The NRL can’t get the Nine Network to show its games into Melbourne where the Storm are based and play every second week. It’s gutless on the part of News Ltd, Nine and the NRL. In regional areas WIN/NBN won for Nine from prime/7Qld.

Last Night: Sunday Night on Seven at 6.30pm had better quality stories last night, thanks to Mike Munro’s professionalism as a presenter and an old fashioned reporter. It in fact had a 60 Minutes feel about its story balance last night. Sunrise will only succeed with a bit of hard nosed grit, not Sunrise fairy floss. The 1.173 million viewers was a better figure than last week. Needs to do more to lift.

Dirt Game on the ABC at 8.30pm backed up well — 606,000 — it’s not going to be a Sea Change, but its better than the average dramas that the ABC has shown in the past couple of years. At least it’s a drama built around current issues and well acted.

Ten’s One’s broadcast of the Formula 1 last night, 127,000. Not as good as the week before, but Australian Mark Webber didn’t do as well this week. It was the highest digital Free To Air audience of the night. ONE now out rates Pay TV Channels, Fos Sports etc and ESPN in the five metro markets. It doesn’t have to geographic spread yet of Foxtel (It’s not in Tasmania, the bush or the Northern Territory). It also has a better “reach” for TV advertisers than other Foxtel channels. Standby for the Foxtel counterassault.

The Biggest Loser is below last year’s figures for the final couple of episodes, but the climax is tonight. Last year the winner averaged 1.896,000. This year it looks as though it will be 300,000-400,000 under that. So You Think You Can Dance Australia finished last night. It did well, 1.432 million for the winner (who was a fabulous dancer). But that is well under the 1.877 million for the winner episode in the first year last year. The final night last night averaged 1.342 million vs. 1.832 million for 2008.

Tonight: Four Corners has another crack at the Victorian bushfires. The Four Corners PR machine has already swung into gear with titbits from the program. Need we watch tonight? Media Watch follows, but the highlight on ABC tonight (and the night) will be the second part of the Australian Story program on Keith Miller, the late cricket legend and World War two pilot. Shane Warne introduces it tonight. And, don’t forget Spooks.

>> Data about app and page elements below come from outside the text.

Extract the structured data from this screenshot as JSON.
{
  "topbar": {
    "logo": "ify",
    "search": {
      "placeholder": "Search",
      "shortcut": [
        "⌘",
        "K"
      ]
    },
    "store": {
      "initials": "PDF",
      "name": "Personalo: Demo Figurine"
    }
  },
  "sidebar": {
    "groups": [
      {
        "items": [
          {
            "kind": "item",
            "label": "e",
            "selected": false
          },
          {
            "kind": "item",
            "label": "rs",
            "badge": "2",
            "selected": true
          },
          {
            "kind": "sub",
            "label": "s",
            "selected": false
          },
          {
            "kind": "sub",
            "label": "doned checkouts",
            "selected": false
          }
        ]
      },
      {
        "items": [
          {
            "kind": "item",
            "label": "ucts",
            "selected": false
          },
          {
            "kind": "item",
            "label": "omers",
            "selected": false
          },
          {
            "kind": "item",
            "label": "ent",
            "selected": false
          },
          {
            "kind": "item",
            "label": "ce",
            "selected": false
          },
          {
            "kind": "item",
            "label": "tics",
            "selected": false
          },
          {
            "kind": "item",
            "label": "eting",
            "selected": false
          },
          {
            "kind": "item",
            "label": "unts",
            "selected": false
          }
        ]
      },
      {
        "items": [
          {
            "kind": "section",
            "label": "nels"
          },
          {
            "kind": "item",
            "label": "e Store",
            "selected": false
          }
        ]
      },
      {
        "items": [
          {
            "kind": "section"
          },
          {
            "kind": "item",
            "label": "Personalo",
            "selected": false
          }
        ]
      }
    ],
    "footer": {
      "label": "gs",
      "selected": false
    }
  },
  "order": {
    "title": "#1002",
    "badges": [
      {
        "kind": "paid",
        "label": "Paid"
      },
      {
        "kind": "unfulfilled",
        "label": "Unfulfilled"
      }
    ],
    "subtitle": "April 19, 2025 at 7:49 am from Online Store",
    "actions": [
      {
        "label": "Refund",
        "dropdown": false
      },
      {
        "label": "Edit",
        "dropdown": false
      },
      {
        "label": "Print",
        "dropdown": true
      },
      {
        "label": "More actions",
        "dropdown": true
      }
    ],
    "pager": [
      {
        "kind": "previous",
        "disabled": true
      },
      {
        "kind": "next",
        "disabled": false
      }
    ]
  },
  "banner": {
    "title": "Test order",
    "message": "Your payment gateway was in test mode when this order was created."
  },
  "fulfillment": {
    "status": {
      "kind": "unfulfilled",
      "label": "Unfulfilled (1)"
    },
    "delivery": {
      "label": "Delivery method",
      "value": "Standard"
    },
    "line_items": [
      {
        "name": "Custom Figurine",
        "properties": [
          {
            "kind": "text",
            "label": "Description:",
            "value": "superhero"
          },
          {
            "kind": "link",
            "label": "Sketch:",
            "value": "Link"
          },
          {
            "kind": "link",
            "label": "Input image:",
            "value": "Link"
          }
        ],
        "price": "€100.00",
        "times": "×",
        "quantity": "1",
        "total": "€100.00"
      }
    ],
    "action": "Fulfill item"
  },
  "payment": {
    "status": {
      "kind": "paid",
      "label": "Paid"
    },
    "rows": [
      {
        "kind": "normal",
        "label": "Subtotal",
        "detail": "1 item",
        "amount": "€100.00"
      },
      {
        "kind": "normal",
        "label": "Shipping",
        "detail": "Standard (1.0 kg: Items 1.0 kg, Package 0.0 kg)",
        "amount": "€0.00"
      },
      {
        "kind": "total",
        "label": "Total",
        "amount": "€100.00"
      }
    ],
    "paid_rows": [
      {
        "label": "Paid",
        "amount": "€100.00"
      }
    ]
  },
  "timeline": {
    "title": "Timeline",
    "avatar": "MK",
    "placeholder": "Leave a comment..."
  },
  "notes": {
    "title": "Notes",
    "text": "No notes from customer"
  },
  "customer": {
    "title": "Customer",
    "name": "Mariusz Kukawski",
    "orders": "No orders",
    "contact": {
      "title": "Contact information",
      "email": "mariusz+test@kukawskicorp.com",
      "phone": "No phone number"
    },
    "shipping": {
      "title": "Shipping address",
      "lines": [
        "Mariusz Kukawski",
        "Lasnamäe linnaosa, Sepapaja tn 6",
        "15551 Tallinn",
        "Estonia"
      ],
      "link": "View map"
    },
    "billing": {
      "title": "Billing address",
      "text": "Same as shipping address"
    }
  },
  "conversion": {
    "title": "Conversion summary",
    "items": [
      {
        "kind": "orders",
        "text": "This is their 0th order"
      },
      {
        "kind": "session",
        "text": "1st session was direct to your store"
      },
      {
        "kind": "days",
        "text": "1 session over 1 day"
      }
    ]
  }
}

Ten has the final of The Biggest Loser in a half hour episode at 7.30pm and then a two hour finale at 8.30pm. That is broken by the debut of MasterChef Australia, a UK format and Ten’s Big Brother replacement. So we have the ironic situation of all the weight shedders finishing and the weigh adders debuting on MasterChef, all on the one night.

There’s a TV series in that irony, but I can’t quite grasp it.

Seven has How I Met Your Mother, Scrubs, Housewives and Brothers and Sisters.

Nine has You Saved My Life and Missing Pieces before one episode of Underbelly; then a new series called Eleventh Hour, which is one to avoid.

SBS has Top Gear

Source: OzTAM, TV Networks reports